While reading a news article about the upcoming presidential election one day, I noticed a trend. The vast majority of political articles discuss what the federal government should do, but almost never cover what it could do. In elementary school, American children are taught that the Constitution, a 4,543-word document, is the place from which all federal power is derived; but the Constitution says nothing about the regulation of travel, narcotics, or the vast majority of other areas that affect the way we live our daily lives, so where does that power come from? After some preliminary research, I discovered that a great deal of it comes from how the Supreme Court has interpreted two Constitutional Clauses in particular (The Necessary and Proper Clause, and the Commerce Clause) and decided to dig deeper. This thesis is a product of that research. Through a historical overview of Supreme Court jurisprudence on these two clauses, this thesis will reveal that, one case at a time, federal power has gradually expanded through the centuries and shows no sign of slowing, the effect of which is the degradation and potential devolution of American federalism, the backbone upon which this country was founded.

Thesis Completion




Thesis Chair/Advisor

Beckman, James


Bachelor of Arts (B.A.)


College of Community Innovation and Education


Legal Studies

Degree Program

Legal Studies

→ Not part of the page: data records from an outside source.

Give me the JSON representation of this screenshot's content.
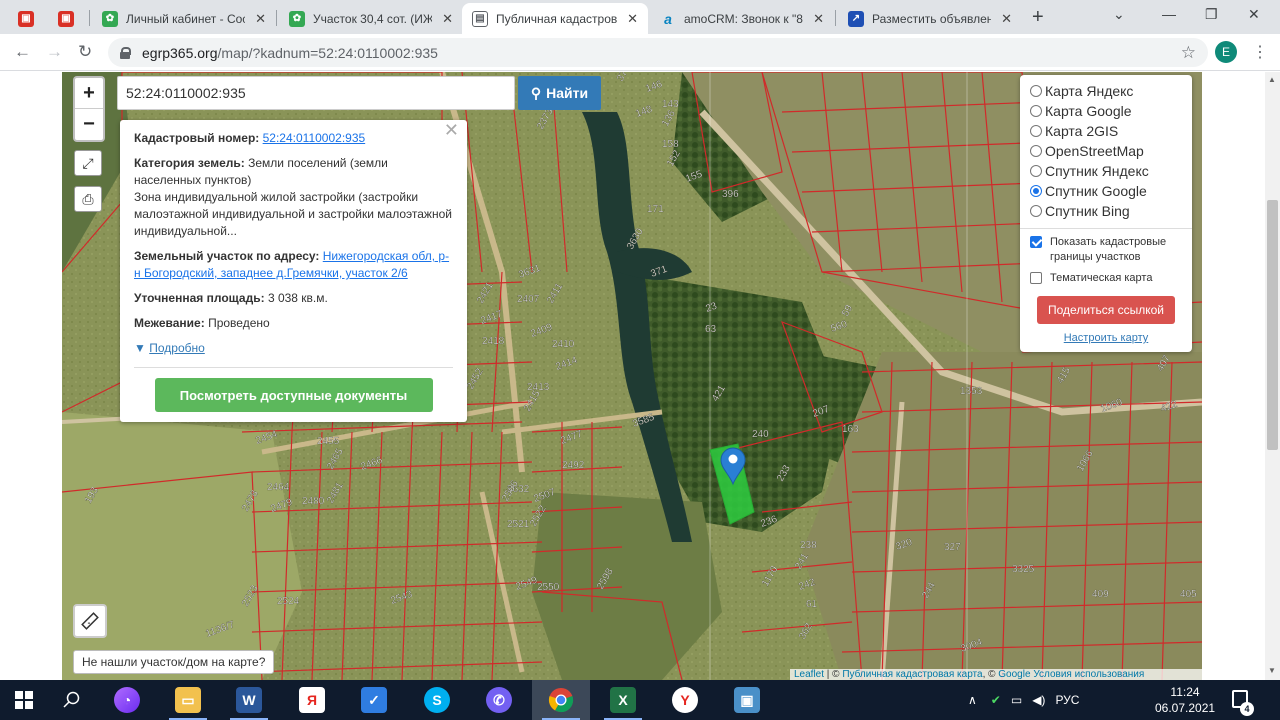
{
  "browser": {
    "tabs": [
      {
        "title": "",
        "fav_color": "#d93025",
        "fav_glyph": "▣"
      },
      {
        "title": "",
        "fav_color": "#d93025",
        "fav_glyph": "▣"
      },
      {
        "title": "Личный кабинет - Сос",
        "fav_color": "#34a853",
        "fav_glyph": "✿"
      },
      {
        "title": "Участок 30,4 сот. (ИЖС",
        "fav_color": "#34a853",
        "fav_glyph": "✿"
      },
      {
        "title": "Публичная кадастрова",
        "fav_color": "#5f6368",
        "fav_glyph": "▤"
      },
      {
        "title": "amoCRM: Звонок к \"89",
        "fav_color": "#0a84c1",
        "fav_glyph": "a"
      },
      {
        "title": "Разместить объявлени",
        "fav_color": "#1e4fb4",
        "fav_glyph": "↗"
      }
    ],
    "url_host": "egrp365.org",
    "url_path": "/map/?kadnum=52:24:0110002:935",
    "profile_initial": "E"
  },
  "search": {
    "value": "52:24:0110002:935",
    "button_label": "Найти"
  },
  "popup": {
    "cadnum_label": "Кадастровый номер:",
    "cadnum_value": "52:24:0110002:935",
    "category_label": "Категория земель:",
    "category_value": "Земли поселений (земли населенных пунктов)",
    "zone_text": "Зона индивидуальной жилой застройки (застройки малоэтажной индивидуальной и застройки малоэтажной индивидуальной...",
    "address_label": "Земельный участок по адресу:",
    "address_value": "Нижегородская обл, р-н Богородский, западнее д.Гремячки, участок 2/6",
    "area_label": "Уточненная площадь:",
    "area_value": "3 038 кв.м.",
    "survey_label": "Межевание:",
    "survey_value": "Проведено",
    "more_label": "Подробно",
    "docs_button": "Посмотреть доступные документы"
  },
  "layers": {
    "options": [
      {
        "label": "Карта Яндекс",
        "selected": false
      },
      {
        "label": "Карта Google",
        "selected": false
      },
      {
        "label": "Карта 2GIS",
        "selected": false
      },
      {
        "label": "OpenStreetMap",
        "selected": false
      },
      {
        "label": "Спутник Яндекс",
        "selected": false
      },
      {
        "label": "Спутник Google",
        "selected": true
      },
      {
        "label": "Спутник Bing",
        "selected": false
      }
    ],
    "show_borders_label": "Показать кадастровые границы участков",
    "show_borders_checked": true,
    "thematic_label": "Тематическая карта",
    "thematic_checked": false,
    "share_button": "Поделиться ссылкой",
    "settings_link": "Настроить карту"
  },
  "map": {
    "not_found_label": "Не нашли участок/дом на карте?",
    "attribution_leaflet": "Leaflet",
    "attribution_map": "Публичная кадастровая карта",
    "attribution_google": "Google",
    "attribution_terms": "Условия использования",
    "parcel_labels": [
      "373",
      "146",
      "143",
      "136",
      "148",
      "158",
      "152",
      "155",
      "171",
      "2373/2",
      "371",
      "396",
      "3630",
      "3631",
      "2407",
      "2421",
      "2417",
      "2418",
      "2411",
      "2414",
      "2413",
      "2415",
      "2409",
      "2410",
      "2452",
      "2454",
      "2455",
      "2465",
      "2466",
      "2464",
      "2478",
      "2479",
      "2480",
      "2481",
      "2477",
      "2492",
      "2506",
      "2507",
      "2521",
      "2522",
      "2549",
      "2550",
      "2598",
      "2543",
      "2524",
      "2523",
      "3585",
      "3632",
      "193",
      "1136/7",
      "240",
      "233",
      "236",
      "238",
      "241",
      "242",
      "61",
      "362",
      "207",
      "163",
      "59",
      "560",
      "1353",
      "1066",
      "1060",
      "409",
      "407",
      "422",
      "405",
      "415",
      "320",
      "327",
      "244",
      "3004",
      "3325",
      "1170",
      "23",
      "63",
      "421"
    ],
    "marker_color": "#2a7fd4"
  },
  "taskbar": {
    "apps": [
      "start",
      "search",
      "cortana",
      "explorer",
      "word",
      "yandex-browser",
      "todo",
      "skype",
      "viber",
      "chrome",
      "excel",
      "yandex",
      "network"
    ],
    "lang": "РУС",
    "time": "11:24",
    "date": "06.07.2021",
    "notifications": "4"
  }
}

Access Status

Open Access

Length of Campus-only Access

1 year

Release Date


Included in

Legal Studies Commons